Published 1971 · Medicine
Abstract A twelve-year experience (1957-1968) in the treatment of bronchopleural fistula is presented. During the study period 1,307 pulmonary resections were performed; in 35 patients (2.7%) a bronchopleural fistula developed. Pertinent etiological factors presented are: endobronchial tuberculous disease, preoperative positive sputum, drug-resistant organisms, contamination of the pleural space, concomitant illness, and surgical technique. The diagnosis was established clinically in most cases; chest roentgenograms, bronchoscopy, dye injections, bronchograms, and fistulograms were helpful. Chest roentgenograms were found to be the most productive investigative method for detecting fistula. Therapeutic measures by a medical team effort are stressed. Initially, the surgeon's primary role is to establish adequate chest drainage. Operative closure of a bronchopleural fistula may require multiple procedures. Of the patients operated on, 61.9% had their fistulas closed. The high incidence of bronchopleural fistula development among tuberculosis patients following pulmonary resection and the need to achieve a negative sputum before operation is stressed.

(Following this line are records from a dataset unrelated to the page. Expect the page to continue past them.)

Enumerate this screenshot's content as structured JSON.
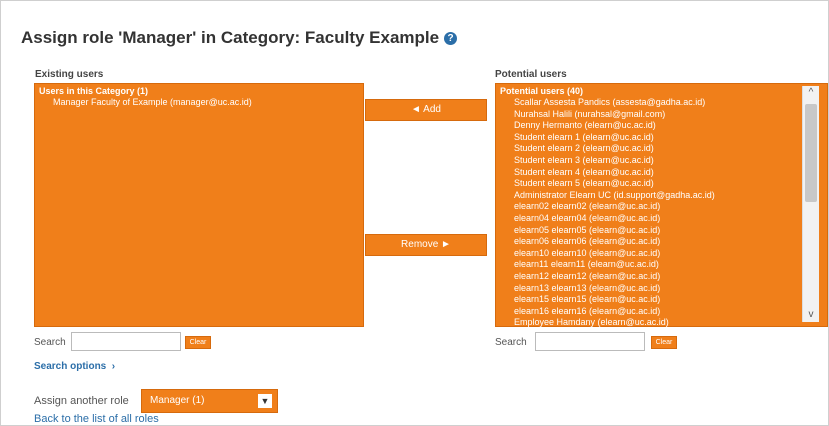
{
  "page": {
    "title": "Assign role 'Manager' in Category: Faculty Example"
  },
  "existing": {
    "label": "Existing users",
    "group": "Users in this Category (1)",
    "items": [
      "Manager Faculty of Example (manager@uc.ac.id)"
    ]
  },
  "buttons": {
    "add": "◄ Add",
    "remove": "Remove ►"
  },
  "potential": {
    "label": "Potential users",
    "group": "Potential users (40)",
    "items": [
      "Scallar Assesta Pandics (assesta@gadha.ac.id)",
      "Nurahsal Halili (nurahsal@gmail.com)",
      "Denny Hermanto (elearn@uc.ac.id)",
      "Student elearn 1 (elearn@uc.ac.id)",
      "Student elearn 2 (elearn@uc.ac.id)",
      "Student elearn 3 (elearn@uc.ac.id)",
      "Student elearn 4 (elearn@uc.ac.id)",
      "Student elearn 5 (elearn@uc.ac.id)",
      "Administrator Elearn UC (id.support@gadha.ac.id)",
      "elearn02 elearn02 (elearn@uc.ac.id)",
      "elearn04 elearn04 (elearn@uc.ac.id)",
      "elearn05 elearn05 (elearn@uc.ac.id)",
      "elearn06 elearn06 (elearn@uc.ac.id)",
      "elearn10 elearn10 (elearn@uc.ac.id)",
      "elearn11 elearn11 (elearn@uc.ac.id)",
      "elearn12 elearn12 (elearn@uc.ac.id)",
      "elearn13 elearn13 (elearn@uc.ac.id)",
      "elearn15 elearn15 (elearn@uc.ac.id)",
      "elearn16 elearn16 (elearn@uc.ac.id)",
      "Employee Hamdany (elearn@uc.ac.id)"
    ]
  },
  "search": {
    "label": "Search",
    "value": "",
    "clear": "Clear"
  },
  "search_options": "Search options",
  "assign_another": {
    "label": "Assign another role",
    "selected": "Manager (1)"
  },
  "back_link": "Back to the list of all roles",
  "colors": {
    "accent": "#f07f1a",
    "link": "#2b6ea8"
  }
}
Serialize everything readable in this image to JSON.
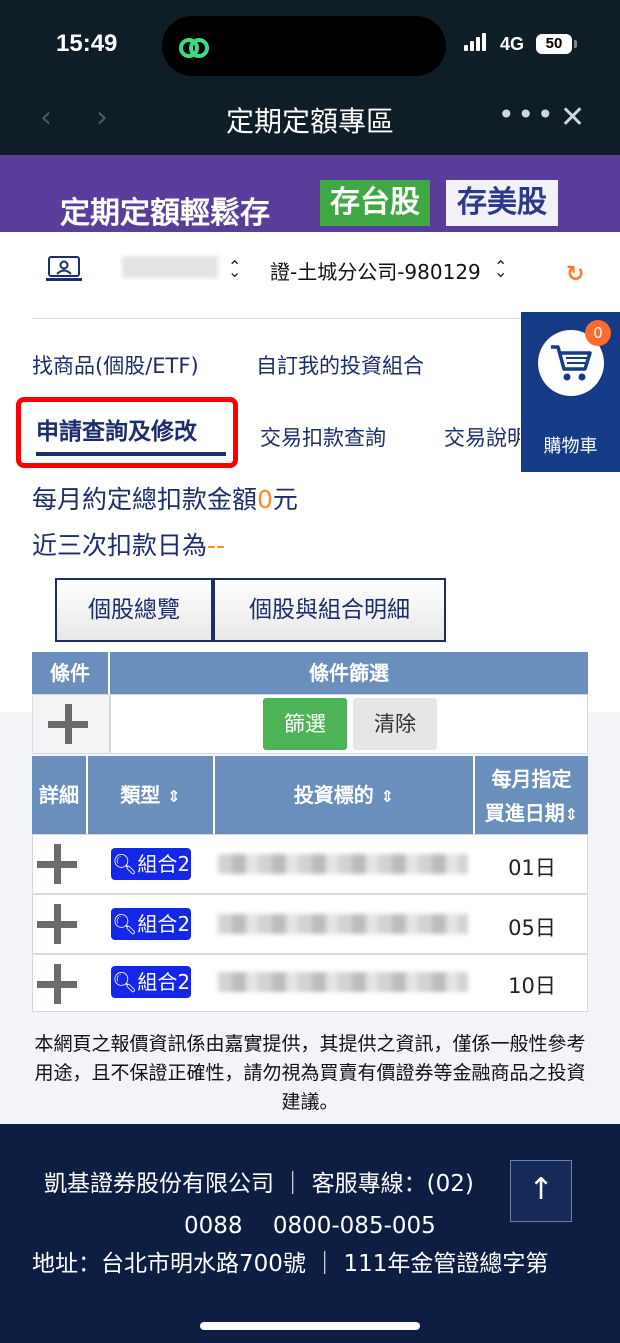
{
  "status": {
    "time": "15:49",
    "network": "4G",
    "battery": "50"
  },
  "nav": {
    "title": "定期定額專區",
    "back_icon": "chevron-left-icon",
    "forward_icon": "chevron-right-icon",
    "more": "•••",
    "close": "✕"
  },
  "banner": {
    "text": "定期定額輕鬆存",
    "tag_tw": "存台股",
    "tag_us": "存美股"
  },
  "account": {
    "branch": "證-土城分公司-980129"
  },
  "tabs": {
    "find": "找商品(個股/ETF)",
    "custom": "自訂我的投資組合",
    "query": "申請查詢及修改",
    "deduction": "交易扣款查詢",
    "explain": "交易說明"
  },
  "cart": {
    "count": "0",
    "label": "購物車"
  },
  "summary": {
    "monthly_prefix": "每月約定總扣款金額",
    "monthly_value": "0",
    "monthly_suffix": "元",
    "recent_prefix": "近三次扣款日為",
    "recent_value": "--"
  },
  "view_buttons": {
    "overview": "個股總覽",
    "detail": "個股與組合明細"
  },
  "filter": {
    "col_condition": "條件",
    "col_filter": "條件篩選",
    "btn_filter": "篩選",
    "btn_clear": "清除"
  },
  "table": {
    "headers": {
      "detail": "詳細",
      "type": "類型",
      "target": "投資標的",
      "date_line1": "每月指定",
      "date_line2": "買進日期"
    },
    "rows": [
      {
        "type": "組合2",
        "day": "01日"
      },
      {
        "type": "組合2",
        "day": "05日"
      },
      {
        "type": "組合2",
        "day": "10日"
      }
    ]
  },
  "disclaimer": "本網頁之報價資訊係由嘉實提供，其提供之資訊，僅係一般性參考用途，且不保證正確性，請勿視為買賣有價證券等金融商品之投資建議。",
  "footer": {
    "line1": "凱基證券股份有限公司 ｜ 客服專線：(02)",
    "line2": "0088　 0800-085-005",
    "line3": "地址：台北市明水路700號 ｜ 111年金管證總字第"
  }
}
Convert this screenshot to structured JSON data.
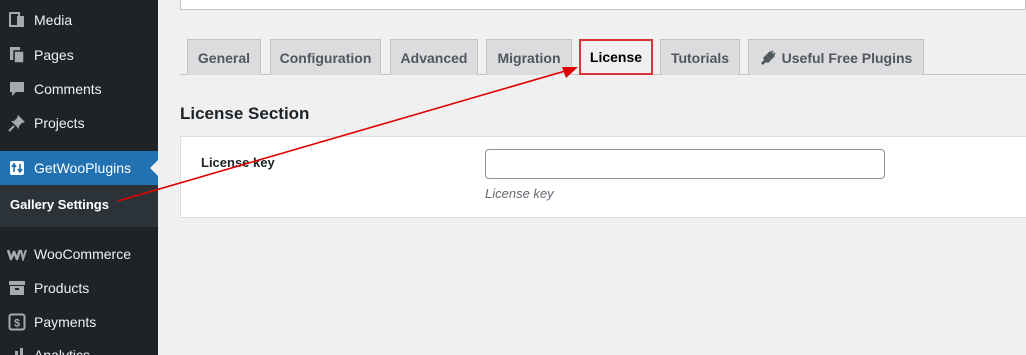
{
  "sidebar": {
    "items": [
      {
        "label": "Media",
        "icon": "media-icon"
      },
      {
        "label": "Pages",
        "icon": "pages-icon"
      },
      {
        "label": "Comments",
        "icon": "comments-icon"
      },
      {
        "label": "Projects",
        "icon": "pin-icon"
      },
      {
        "label": "GetWooPlugins",
        "icon": "getwooplugins-icon",
        "active": true
      },
      {
        "label": "WooCommerce",
        "icon": "woocommerce-icon"
      },
      {
        "label": "Products",
        "icon": "products-icon"
      },
      {
        "label": "Payments",
        "icon": "payments-icon"
      },
      {
        "label": "Analytics",
        "icon": "analytics-icon"
      }
    ],
    "submenu": {
      "label": "Gallery Settings"
    }
  },
  "tabs": [
    {
      "label": "General"
    },
    {
      "label": "Configuration"
    },
    {
      "label": "Advanced"
    },
    {
      "label": "Migration"
    },
    {
      "label": "License",
      "active": true
    },
    {
      "label": "Tutorials"
    },
    {
      "label": "Useful Free Plugins",
      "icon": "plug-icon"
    }
  ],
  "section": {
    "title": "License Section",
    "field": {
      "label": "License key",
      "value": "",
      "placeholder": "",
      "description": "License key"
    }
  },
  "colors": {
    "sidebar_bg": "#1d2327",
    "active_menu": "#2271b1",
    "annotation_red": "#e00000"
  }
}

The overall mortality in the series of bronchopleural fistula patients was 23.1%.